    // Because the nonce of both these messages is 0, they will be combined into a batch VAA.
    // NOTE: transferTokens (the basic transfer) is NOT considered a composable message

    token_bridge.transferTokensWithPayload(SOME_TOKEN, SOME_AMOUNT, OTHER_CHAIN, MY_OTHER_CONTRACT,
    0, null);

    // Lastly, I request that the batch for nonce 0 be delivered to MY_OTHER_CONTRACT
    relayer_contract.requestDelivery(OTHER_CHAIN, MY_OTHER_CONTRACT, 0, getRelayerFeeAmount());

Receiving Messages

The best practices for receiving messages employ similar concepts. You should keep in mind that other contracts might want to integrate with your specific logic. As such, you shouldn't tie your verification logic to the delivery mechanism of your VAAs, and you should also give external integrators a safe way to compose with your module.


  • Always verify that the emitterAddress of the VAA comes from a contract you trust.

  • If the message should not be allowed to be 'replayed', immediately mark its hash as processed.

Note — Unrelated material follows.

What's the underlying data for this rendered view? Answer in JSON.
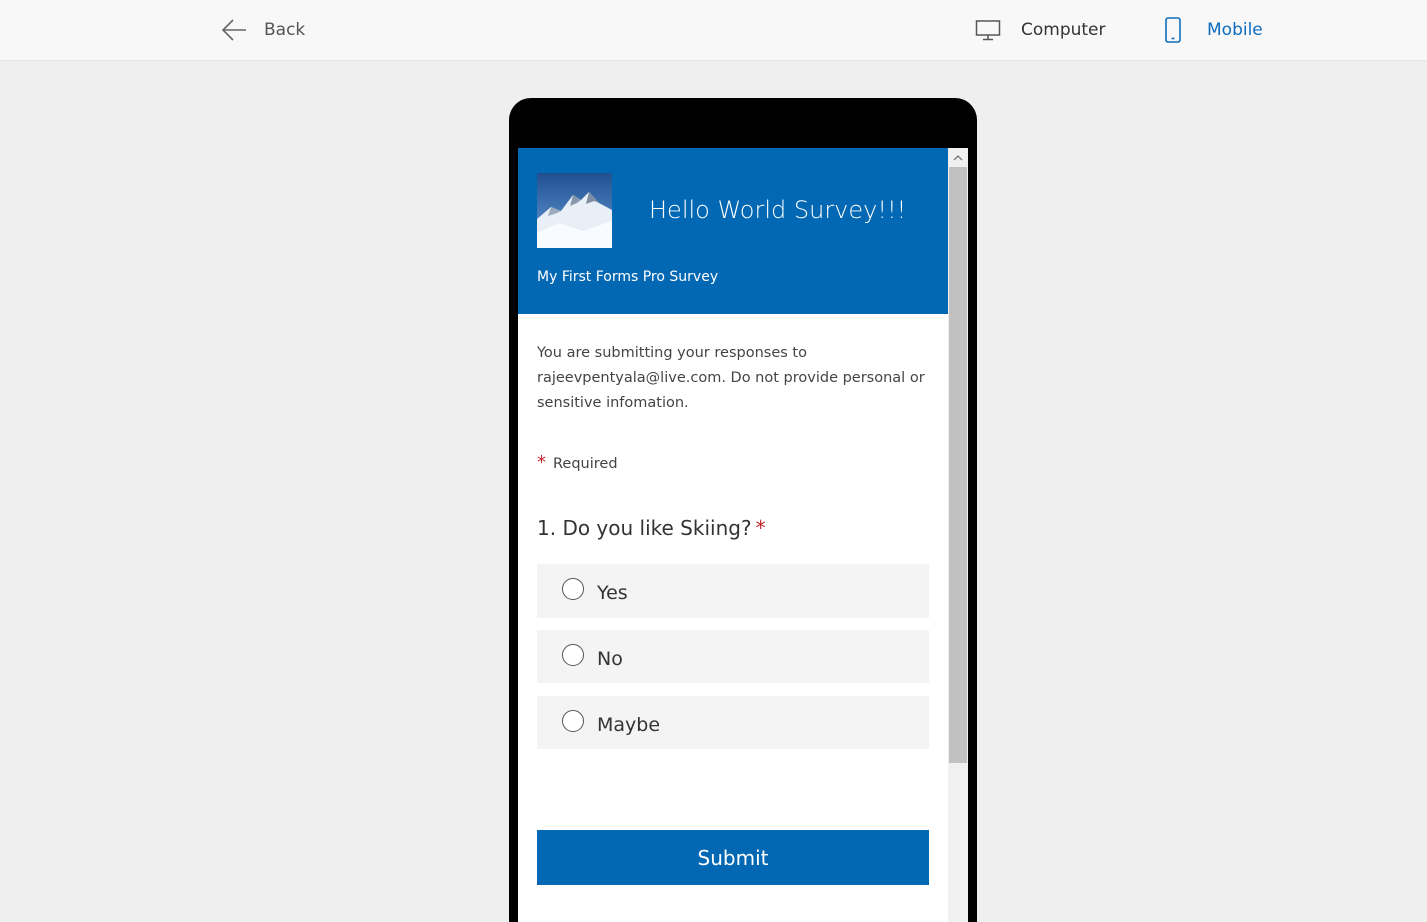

  • If your VAAs aren't replayable, you almost always want to include and enforce an intended recipient. Otherwise anyone can call your verify function directly with the single VAA, which will make life much harder for you and your integrators who want to process multiple VAAs at once. This is referred to as a 'scoop' exploit.


  • When processing a VAA, always treat the messages as single VAAs. Destructuring batch VAAs is the responsibility of the integrator.
  • Once you have the function written to verify your message, pretend you are an external integrator.

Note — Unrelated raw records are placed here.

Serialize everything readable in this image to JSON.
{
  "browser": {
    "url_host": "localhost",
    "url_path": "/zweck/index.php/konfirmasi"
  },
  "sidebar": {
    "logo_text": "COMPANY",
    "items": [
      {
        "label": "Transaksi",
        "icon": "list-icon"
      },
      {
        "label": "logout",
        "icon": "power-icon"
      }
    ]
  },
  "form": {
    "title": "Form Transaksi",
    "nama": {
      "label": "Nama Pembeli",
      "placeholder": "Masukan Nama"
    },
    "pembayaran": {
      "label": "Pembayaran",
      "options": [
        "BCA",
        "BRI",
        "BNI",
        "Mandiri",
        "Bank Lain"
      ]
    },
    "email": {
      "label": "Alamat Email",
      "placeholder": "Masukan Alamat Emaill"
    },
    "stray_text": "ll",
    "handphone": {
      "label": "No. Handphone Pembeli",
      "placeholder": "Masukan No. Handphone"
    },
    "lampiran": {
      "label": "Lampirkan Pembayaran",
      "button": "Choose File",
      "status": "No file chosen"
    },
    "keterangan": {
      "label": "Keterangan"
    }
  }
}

Good Example

// Verification accepts a single VAA, and is publicly callable.
function processMyMessage(bytes32 memory VAA) public {
    // This call accepts single VAAs and headless VAAs
    (IWormhole.VM memory vm, bool valid, string memory reason) =

    // Ensure core contract verification succeeded.
    require(valid, reason);

    // Ensure the emitterAddress of this VAA is a trusted address
    require(myTrustedContracts[vm.emitterChainId] ==
        vm.emitterAddress, "Invalid Emitter Address!");

    // Check that the VAA hasn't already been processed (replay protection)
    require(!processedMessages[vm.hash], "Message already processed");

    // Check that the contract which is processing this VAA is the intendedRecipient
    // If the two aren't equal, this VAA may have bypassed its intended entrypoint.
    // This exploit is referred to as 'scooping'.
    require(parseIntendedRecipient(vm.payload) == msg.sender);

    // Add the VAA to processed messages so it can't be replayed
    processedMessages[vm.hash] = true

    // The message content can now be trusted.

//This is the function which would receive the the VAA from the relayer
function receiveVAA(bytes32 memory batchVAA) public {
    // First, call the core bridge to verify the batchVAA
    // All the individual VAAs inside the batchVAA will be cached,
    // and you will receive headless VAAs inside the VM2 object.
    // Headless VAAs are verifiable by parseAndVerifyVM.

    (IWormhole.VM2 memory vm2, bool valid, string memory reason) =
        core_bridge.parseAndVerifyBatchVM(batchVAA, true);

    // I know from sendMyMessage that the first VAA is a token bridge VAA,
    // so let's hand that off to the token bridge module.
    bytes vaaData = token_bridge.completeTransferWithPayload(vm2.payloads[0]);

    // The second VAA is my message, let's hand that off to my module.

    // Lastly, uncache the headless VAAs from the core bridge.
    // This refunds a significant amount of gas.